5 Things You Should Know About Your Pension

5 things you should know about your pension

by Rebecca Hall on 2 Apr, 2012

When surveyed in 2008, 39% of UK respondents said “I would rather enjoy a good standard of living today than save for retirement.” Around 10 million people save nothing at all for their future, and 4 million save not nearly enough. These 5 things to know about your pension are not handy hints on squeezing a few extra pounds here and there, these are essential facts that could save you from an old age in poverty.

5 things you should know about your pension# 1 Is your pension related to your final income?

Probably not.

If you get used to a certain lifestyle in your working years you will have a massive shock in retirement.

Earlier this month Shell became the last FTSE 100 company to close its final salary pension scheme to new recruits.

State pensions have never been related to pay. The maximum pension for a single person is £102.15 per week. Note that word maximum – many people, typically women, get far less.

5 things you should know about your pension# 2 You already face a massive gap in income

The gap between what UK workers earn in employment and what they receive in retirement is already the biggest in Europe.

# 3 Will your pension keep up with inflation?

Probably not.

With final salary pensions gone, your retirement pension will be paid out on ‘defined contribution’. This means that what you get out is related to what you have put in; not to inflation.

# 4 You will be at the mercy of the markets

Defined contribution also means that what your pension is worth could rise or fall with investment markets. If they fall at the wrong time, ie just when you are due to ‘cash in’ your pension, then you will get a smaller pension. In any event you can’t convert your pension into cash – all you can do is buy an annuity, an income for life. If the cost of buying an annuity on the annuity markets rises at the wrong time, ie just as you are about to retire, then you will receive less income in retirement. A double whammy from the markets.

# 5 You are likely to become ‘weary’

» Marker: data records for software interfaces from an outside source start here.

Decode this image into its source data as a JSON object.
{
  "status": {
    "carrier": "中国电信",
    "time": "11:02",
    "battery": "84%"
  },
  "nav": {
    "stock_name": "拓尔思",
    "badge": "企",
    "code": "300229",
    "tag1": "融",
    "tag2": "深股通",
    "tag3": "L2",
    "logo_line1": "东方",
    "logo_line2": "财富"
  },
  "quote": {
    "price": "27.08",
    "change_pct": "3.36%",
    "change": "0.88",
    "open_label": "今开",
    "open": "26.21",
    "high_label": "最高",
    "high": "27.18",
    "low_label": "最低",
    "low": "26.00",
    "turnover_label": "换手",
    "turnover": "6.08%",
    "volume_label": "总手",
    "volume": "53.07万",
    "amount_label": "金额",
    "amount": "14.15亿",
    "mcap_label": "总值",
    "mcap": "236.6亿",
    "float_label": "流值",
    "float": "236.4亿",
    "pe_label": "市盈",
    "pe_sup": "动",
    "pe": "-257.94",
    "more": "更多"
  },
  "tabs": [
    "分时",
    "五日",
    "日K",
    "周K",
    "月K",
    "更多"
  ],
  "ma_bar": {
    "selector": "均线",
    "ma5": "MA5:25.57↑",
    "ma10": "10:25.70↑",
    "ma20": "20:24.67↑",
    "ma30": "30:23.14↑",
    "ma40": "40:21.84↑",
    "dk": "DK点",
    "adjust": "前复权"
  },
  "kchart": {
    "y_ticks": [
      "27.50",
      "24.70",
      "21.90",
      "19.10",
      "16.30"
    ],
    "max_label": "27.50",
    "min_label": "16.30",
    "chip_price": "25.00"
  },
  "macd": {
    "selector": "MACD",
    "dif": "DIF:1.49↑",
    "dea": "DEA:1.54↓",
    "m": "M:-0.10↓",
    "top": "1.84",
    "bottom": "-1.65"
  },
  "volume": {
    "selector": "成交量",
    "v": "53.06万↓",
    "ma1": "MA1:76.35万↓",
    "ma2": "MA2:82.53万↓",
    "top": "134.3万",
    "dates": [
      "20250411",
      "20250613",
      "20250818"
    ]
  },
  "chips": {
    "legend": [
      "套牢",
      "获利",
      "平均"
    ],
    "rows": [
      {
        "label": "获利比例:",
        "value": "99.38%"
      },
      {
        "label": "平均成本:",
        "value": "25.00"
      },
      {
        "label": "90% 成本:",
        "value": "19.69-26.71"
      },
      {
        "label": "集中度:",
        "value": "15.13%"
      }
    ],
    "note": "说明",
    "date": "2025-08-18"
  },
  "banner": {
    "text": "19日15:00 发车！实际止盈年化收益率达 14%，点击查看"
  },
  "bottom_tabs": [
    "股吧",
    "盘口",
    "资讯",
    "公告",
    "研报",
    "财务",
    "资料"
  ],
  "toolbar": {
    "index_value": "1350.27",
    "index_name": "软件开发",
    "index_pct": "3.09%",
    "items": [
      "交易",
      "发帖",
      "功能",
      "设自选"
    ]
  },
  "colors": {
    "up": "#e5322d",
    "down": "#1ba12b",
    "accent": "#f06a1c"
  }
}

Over the last few years the pension age in the UK has risen from 60/65 to 68 and, as the population gets older that’s likely to increase further, giving rise to a new type of person, the weary or ‘Working, Entrepreneurial and Active Retiree’, whose pension is insufficient for a comfortable retirement.

If you are looking for pension fund risk management tools then have a look at www.SunGard.com/APT where you can read about market risk management portfolio management to help you make the right long-term decisions.

About the Author

Rebecca Hall

Rebecca Hall worked as an independent mortgage adviser for 10 years before turning to financial journalism full time. She has strong links to the CAB advising families on mortgage refinancing.